The liberal arts curriculum has often been criticized for not providing their undergraduates with the necessary skills to succeed in the workplace. STEM majors learn technical abilities that they are able to transfer onto the ever-industrializing workforce. What do the humanities bring that can be applied practically? I find that what we learn in the classroom in Social Science is not considered transferable or applicable - even though it is!

While there can be valid critique of the Social Sciences’ curriculum, do not agree with the notion that Arts students do not learn applicable skills that can be transferred to their careers. I would, however, argue that Social Science students are not encouraged to apply the skills they learn in their undergrads to the workforce. Internships are considered essential for those in STEM fields, why is this same mentality not applied to Social Science students? Why are Arts students not equally encouraged to apply the critical thinking, problem-solving, written and communication skills we learn prior to our final years of undergrad through internships?


If you are wondering, “well who needs any of these skills?” Google conducted research on the eight most important qualities of Google’s top employees, where STEM expertise comes in last. The top characteristics of success according to Google’s research are communication, good leadership, empathetic and supportive nature towards others, and possessing good critical thinking and problem-solving skills.

Sound familiar?

I'll say it again: why are Arts students not equally encouraged to apply the critical thinking, problem-solving, written and communication skills we learn prior to our final years of undergrad through internships?

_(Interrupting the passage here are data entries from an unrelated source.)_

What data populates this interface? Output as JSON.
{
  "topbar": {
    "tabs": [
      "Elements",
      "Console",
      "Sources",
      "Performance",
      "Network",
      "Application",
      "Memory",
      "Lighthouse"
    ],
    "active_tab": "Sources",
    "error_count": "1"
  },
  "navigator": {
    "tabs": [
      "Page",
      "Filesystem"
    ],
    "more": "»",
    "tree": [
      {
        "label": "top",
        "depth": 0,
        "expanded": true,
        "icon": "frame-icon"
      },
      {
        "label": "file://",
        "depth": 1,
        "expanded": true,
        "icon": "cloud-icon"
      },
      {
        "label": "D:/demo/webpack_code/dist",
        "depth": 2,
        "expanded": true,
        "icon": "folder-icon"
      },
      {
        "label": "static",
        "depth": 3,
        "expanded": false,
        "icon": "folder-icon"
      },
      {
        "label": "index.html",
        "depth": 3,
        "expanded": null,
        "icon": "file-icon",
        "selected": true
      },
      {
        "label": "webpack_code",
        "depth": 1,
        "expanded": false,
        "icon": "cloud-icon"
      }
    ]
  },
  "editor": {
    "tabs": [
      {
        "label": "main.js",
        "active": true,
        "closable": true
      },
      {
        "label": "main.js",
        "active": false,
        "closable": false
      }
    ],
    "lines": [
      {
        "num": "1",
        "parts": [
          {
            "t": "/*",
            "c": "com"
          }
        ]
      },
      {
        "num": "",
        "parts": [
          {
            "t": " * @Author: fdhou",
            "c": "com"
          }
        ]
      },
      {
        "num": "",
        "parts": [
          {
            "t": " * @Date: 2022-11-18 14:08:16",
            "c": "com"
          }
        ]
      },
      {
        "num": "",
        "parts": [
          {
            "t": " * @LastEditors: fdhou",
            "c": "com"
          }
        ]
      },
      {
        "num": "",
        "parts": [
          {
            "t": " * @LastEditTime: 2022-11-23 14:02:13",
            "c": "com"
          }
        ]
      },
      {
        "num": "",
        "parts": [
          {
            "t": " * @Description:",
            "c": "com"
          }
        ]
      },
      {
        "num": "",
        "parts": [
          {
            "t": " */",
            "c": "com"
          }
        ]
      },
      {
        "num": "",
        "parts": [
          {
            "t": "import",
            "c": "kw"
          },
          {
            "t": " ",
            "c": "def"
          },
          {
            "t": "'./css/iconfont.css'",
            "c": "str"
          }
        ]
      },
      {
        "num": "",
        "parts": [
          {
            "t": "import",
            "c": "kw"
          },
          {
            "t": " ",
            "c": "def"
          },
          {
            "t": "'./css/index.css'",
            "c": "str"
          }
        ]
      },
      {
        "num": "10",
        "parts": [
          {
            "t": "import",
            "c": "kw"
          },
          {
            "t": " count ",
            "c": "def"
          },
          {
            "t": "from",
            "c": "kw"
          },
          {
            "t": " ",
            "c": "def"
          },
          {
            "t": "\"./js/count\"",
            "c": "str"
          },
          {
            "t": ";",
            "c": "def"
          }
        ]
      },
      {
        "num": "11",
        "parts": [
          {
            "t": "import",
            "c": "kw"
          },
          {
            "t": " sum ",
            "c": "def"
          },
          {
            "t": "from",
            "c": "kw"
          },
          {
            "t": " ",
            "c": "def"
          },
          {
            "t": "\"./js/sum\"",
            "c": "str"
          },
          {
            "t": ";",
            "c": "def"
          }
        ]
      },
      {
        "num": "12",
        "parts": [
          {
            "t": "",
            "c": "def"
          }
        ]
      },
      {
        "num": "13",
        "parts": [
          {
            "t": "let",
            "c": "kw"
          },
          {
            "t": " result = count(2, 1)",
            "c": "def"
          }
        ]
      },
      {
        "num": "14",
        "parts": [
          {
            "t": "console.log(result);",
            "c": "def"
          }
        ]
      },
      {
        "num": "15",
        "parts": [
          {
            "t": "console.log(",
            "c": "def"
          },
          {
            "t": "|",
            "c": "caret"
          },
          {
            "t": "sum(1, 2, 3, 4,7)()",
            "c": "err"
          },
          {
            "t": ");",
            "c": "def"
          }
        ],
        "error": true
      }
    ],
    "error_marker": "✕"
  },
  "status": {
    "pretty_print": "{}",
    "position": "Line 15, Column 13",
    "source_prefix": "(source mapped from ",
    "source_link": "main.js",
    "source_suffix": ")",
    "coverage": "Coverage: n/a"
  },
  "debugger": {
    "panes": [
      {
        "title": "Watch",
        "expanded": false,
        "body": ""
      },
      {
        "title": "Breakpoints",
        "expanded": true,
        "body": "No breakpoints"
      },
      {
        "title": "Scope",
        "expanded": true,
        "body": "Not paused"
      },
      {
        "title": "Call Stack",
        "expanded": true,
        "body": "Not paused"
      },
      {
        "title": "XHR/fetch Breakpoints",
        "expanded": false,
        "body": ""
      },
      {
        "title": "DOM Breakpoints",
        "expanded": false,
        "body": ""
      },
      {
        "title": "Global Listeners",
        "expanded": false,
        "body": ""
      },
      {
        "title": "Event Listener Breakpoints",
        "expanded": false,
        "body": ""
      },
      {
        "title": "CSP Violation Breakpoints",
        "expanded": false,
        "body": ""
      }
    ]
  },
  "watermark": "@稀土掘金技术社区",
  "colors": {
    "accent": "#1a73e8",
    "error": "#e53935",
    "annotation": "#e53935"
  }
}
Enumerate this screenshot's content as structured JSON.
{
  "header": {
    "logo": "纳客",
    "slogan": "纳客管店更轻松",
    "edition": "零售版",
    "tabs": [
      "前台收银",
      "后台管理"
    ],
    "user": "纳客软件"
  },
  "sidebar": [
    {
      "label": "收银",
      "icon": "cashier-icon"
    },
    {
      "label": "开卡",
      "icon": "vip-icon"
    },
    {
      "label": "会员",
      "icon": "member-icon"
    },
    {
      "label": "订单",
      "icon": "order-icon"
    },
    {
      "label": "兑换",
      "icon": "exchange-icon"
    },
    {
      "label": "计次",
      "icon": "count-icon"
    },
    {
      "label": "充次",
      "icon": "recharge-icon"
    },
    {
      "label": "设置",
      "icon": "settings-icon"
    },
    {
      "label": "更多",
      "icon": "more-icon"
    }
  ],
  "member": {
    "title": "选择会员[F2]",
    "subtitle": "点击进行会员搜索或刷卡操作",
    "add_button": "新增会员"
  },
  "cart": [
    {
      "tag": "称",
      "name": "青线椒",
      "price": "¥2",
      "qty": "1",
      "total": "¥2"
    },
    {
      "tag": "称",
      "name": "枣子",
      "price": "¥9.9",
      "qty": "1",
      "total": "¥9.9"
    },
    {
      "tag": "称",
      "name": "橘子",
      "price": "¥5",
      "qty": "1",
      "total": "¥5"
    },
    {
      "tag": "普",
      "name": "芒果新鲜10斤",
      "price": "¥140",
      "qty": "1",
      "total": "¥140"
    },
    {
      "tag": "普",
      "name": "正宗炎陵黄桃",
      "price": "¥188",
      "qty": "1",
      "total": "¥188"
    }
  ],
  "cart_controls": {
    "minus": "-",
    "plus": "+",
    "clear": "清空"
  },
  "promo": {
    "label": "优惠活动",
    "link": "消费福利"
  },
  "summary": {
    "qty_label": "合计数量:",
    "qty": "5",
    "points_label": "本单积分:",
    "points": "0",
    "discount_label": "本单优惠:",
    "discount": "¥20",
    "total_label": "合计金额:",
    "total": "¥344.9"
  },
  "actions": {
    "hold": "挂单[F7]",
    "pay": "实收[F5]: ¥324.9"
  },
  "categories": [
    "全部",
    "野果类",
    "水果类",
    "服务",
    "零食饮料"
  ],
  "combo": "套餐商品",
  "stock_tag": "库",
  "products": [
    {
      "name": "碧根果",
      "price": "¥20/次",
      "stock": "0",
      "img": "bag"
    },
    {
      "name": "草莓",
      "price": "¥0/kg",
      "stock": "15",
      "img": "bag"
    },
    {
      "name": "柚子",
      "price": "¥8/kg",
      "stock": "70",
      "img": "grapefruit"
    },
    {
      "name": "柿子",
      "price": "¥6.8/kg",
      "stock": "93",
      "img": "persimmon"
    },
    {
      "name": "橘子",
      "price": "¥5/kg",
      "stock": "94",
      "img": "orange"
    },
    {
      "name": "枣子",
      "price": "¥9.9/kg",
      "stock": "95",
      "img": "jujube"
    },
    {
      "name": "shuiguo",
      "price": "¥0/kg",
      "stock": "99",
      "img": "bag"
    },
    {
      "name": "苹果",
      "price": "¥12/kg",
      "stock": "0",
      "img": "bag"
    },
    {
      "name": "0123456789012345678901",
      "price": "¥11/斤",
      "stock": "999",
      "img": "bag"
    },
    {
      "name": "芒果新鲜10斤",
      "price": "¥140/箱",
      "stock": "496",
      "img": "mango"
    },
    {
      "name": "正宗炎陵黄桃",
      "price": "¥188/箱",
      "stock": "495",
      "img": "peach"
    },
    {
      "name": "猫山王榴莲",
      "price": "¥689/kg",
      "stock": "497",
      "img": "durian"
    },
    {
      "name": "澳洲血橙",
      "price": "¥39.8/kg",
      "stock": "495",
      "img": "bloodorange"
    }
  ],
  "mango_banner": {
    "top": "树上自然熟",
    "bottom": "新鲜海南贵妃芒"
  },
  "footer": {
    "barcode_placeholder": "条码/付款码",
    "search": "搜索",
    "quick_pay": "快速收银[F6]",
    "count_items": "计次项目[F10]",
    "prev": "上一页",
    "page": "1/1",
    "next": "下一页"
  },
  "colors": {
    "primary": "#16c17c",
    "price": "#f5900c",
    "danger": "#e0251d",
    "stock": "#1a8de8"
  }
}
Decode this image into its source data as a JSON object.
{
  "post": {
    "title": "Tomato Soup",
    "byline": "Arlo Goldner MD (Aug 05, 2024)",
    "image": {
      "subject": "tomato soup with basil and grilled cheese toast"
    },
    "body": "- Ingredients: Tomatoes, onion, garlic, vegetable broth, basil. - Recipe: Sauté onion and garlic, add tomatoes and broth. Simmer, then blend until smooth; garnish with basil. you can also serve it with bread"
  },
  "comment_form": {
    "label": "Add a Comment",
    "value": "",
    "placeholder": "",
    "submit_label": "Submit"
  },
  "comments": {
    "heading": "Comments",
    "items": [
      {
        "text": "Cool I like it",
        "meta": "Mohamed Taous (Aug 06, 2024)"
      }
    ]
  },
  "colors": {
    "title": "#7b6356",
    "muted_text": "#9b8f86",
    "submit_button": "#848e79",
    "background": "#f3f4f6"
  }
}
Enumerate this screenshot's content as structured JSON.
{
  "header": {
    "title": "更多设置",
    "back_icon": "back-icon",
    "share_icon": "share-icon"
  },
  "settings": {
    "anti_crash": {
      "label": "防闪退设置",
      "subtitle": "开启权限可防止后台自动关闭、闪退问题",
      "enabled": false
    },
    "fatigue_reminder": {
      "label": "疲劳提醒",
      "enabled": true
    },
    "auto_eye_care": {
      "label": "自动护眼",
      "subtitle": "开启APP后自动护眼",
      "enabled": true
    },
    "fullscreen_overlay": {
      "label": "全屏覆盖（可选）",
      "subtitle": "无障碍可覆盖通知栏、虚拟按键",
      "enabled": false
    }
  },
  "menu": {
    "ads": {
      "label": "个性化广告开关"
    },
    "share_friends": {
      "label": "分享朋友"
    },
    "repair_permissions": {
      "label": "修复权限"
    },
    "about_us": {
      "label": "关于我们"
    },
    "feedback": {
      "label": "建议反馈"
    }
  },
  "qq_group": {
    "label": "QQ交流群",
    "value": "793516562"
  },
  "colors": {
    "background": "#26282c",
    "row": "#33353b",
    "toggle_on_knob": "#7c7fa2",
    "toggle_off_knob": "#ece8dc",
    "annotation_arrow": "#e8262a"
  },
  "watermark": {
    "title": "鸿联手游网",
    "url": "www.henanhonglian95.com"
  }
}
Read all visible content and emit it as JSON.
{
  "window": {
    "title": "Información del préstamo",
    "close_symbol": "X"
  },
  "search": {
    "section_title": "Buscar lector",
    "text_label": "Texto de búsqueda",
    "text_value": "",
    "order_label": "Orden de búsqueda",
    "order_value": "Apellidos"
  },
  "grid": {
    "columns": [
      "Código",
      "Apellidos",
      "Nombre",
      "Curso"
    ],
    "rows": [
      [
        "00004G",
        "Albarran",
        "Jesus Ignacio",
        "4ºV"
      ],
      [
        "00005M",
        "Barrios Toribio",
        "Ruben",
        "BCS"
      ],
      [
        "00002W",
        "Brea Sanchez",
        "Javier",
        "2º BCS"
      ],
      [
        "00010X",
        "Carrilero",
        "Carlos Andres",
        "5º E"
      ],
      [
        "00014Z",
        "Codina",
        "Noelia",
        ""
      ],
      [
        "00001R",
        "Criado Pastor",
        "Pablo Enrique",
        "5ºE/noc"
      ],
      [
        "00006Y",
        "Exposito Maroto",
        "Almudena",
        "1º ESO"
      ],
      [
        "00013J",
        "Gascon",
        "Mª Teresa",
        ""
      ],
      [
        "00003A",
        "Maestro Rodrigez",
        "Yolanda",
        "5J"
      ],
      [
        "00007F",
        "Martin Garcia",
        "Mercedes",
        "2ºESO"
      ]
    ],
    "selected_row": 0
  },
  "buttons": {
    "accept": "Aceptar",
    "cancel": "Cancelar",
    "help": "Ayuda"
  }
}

I don't know enough about the practicum opportunity in Social Science to speak on it - what I do know is that it's not available until fourth year. Why do I have to wait until our fourth year to gain experience, when it is something I could be pursuing after my second or third year? Engineering students usually apply for internships after their third year and spend at least 8 to 12 months gaining technical experience. Business students have the opportunity to gain business experience after they declare a major in second year. Science majors can do research projects or biological/chemical technician internships after their second year as well. So why should Social Science students have to wait until their fourth year to apply what they know and have learned to the real world?

I wanted practical experience before my final year, so I found a placement at the City of Toronto's Youth Spaces, I have only completed training so far, but some of the things I have learned have been very interesting and helpful. For example, they advised that when we are within the Youth Spaces if we begin a conversation with one of the youths, to not offer them career advice because it can appear condescending especially when the advice is not asked or warranted for. This advice alone has changed my perspective on the conversations I have in my everyday personal and professional life. I can't speak too much on my experiences with it as of now, because I begin at the workspace at the beginning of April. Already though the training has been extremely valuable. Through this experience, I get to work to create new methods so the youth can create a voice and vision for themselves.

Employers hire people, not degrees. Your degree does not define you, you define your degree. As a famous innovator of our culture once said, “STEM skills are vital to the world we live in today, but technology alone, is not enough” – Steve Jobs.

I encourage Social Science majors to look into practicum (you can read about other student's experiences with practicum on the Student Speak blog), and also look for relevant internships, fellowships, and work experiences in general. Your experience doesn't have to come from inside of the university! Stay active on LinkedIn, look for opportunities, and don't expect for them to magically come to your lap, talk to your professors who may be able to help you with whatever experience they have, be certain about what you're advocating for and look for opportunities to exemplify that advocacy. 

By Rida Warsi